Exercise directions: The answer must consist of each line below that holds the word "icon", copied as it stands.

======== Materials provided ========

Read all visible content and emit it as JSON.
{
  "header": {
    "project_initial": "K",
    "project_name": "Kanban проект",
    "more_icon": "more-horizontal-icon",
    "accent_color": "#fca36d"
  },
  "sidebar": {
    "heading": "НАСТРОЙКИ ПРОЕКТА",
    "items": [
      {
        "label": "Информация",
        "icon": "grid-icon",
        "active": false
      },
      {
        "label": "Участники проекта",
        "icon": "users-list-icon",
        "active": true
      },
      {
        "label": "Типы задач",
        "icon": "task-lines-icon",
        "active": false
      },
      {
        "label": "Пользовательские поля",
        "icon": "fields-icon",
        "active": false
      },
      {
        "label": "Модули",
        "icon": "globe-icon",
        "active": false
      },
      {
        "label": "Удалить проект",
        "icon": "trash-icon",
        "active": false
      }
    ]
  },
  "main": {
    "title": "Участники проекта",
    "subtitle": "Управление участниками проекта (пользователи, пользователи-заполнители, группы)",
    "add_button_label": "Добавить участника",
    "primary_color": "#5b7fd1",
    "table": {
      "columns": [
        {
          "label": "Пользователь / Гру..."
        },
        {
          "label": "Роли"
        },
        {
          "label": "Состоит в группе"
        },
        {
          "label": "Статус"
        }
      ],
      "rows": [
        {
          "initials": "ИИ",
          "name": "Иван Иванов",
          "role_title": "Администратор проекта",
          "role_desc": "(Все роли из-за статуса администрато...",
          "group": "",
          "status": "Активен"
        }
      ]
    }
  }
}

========

Reply:
    "more_icon": "more-horizontal-icon",
        "icon": "grid-icon",
        "icon": "users-list-icon",
        "icon": "task-lines-icon",
        "icon": "fields-icon",
        "icon": "globe-icon",
        "icon": "trash-icon",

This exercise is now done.